Also, if the person against whom a money judgement is entered has no assets that are not exempt from creditors and no income, collecting that judgment might be impossible as a practical matter.
This timing could be pertinent to international students.
Also, keep in mind that winning in court doesn't mean that the money or car falls into your hands. The prevailing buyer get a court order that it takes further action to enforce.
A court order is a piece of paper that allows you to take legal means to collect a debt (e.g. garnishment of wages or bank accounts which involve further legal proceedings), an order to execute the title and turn over the car enforceable in contempt of court proceedings (and potentially punishable by imprisonment for non-compliance which involves another mini-trial), or an order of replevin (authorizing the sheriff to supervise the seizure of the car) together with an order directing the clerk of the court to execute the certificate of title or a replacement for it on behalf of the car owner (which also means more work for the buyer), as the case may be.
Of course, often a credible threat to sue, or receipt of papers commencing a lawsuit will cause the seller to negotiate a settlement that the buyer can live with, and the full court process will not be necessary. This often happens when a seller has no legitimate defense. Indeed, the court could award attorney fees against the seller or otherwise sanction the seller if the seller does not present a defense with any legitimate factual or legal basis at trial.
Even if someone takes the case to trial because there is no pre-trial settlement, there is often a voluntary resolution once the court has ruled rather than an insistence on formal enforcement of the judgment.
The mere existence of a contract does not mean that the car has been sold. It is a contract (i.e. a binding promise) to sell the car in the future. The sale, in the case of a motor vehicle, takes place when the certificate of title is executed or the car is delivered (whichever happens first) See Colorado Revised Statutes § 4-2-401(2). The contract leading up to a sale is an agreement to sell the car in the future, not a transfer of title in a completed sale at that time.
Because failure to deliver the car is a mere breach of a promise to take action in the future, this is not theft. It is merely a breach of contract. The consequences for a breach of contract are much less serious than the consequences of theft, which would apply if the car had actually been sold, which include misdemeanor or felony criminal charges with potential incarceration and fines with the case brought at state expense and restitution and costs award as well and a criminal record, and the civil consequences of theft (an action with statutory treble damages for civil theft plus attorney fees pursuant to Colorado Revised Statutes § 18-4-405, and a right to recover the car even from a bona fide purchaser for value with no notice of the dispute).
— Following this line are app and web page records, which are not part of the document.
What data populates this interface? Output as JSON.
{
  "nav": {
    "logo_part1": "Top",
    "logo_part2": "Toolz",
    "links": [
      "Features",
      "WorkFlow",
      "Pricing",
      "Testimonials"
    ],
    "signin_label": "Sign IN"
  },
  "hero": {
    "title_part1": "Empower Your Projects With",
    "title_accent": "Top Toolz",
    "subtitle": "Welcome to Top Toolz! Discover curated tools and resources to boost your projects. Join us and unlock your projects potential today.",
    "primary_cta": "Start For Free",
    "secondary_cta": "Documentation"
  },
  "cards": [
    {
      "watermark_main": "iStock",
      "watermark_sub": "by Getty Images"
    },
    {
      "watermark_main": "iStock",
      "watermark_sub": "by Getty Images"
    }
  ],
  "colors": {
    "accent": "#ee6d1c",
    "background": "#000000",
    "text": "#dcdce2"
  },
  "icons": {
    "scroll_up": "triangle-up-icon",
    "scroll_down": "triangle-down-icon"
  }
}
But, if the seller took the buyer's deposit without intending to perform the contract at the time that the deposit was received, that would be a theft of the buyer's deposit.
Merely retaining the buyer's deposit without returning it, after initially intending to perform the contract when the deposit was received would only conceivably be theft (and even then it might be a stretch and would probably not cause the DA to bring charges) if the seller had no genuine and sincerely believed legal claim of right to keep the deposit (even if the claim of right to keep it was later found to be legally incorrect by a judge).
For example, if court found that the seller incorrectly but sincerely believed that non-citizen students didn't have a right to a return of a deposit, that would prevent a theft charge for retaining the deposit from succeeding.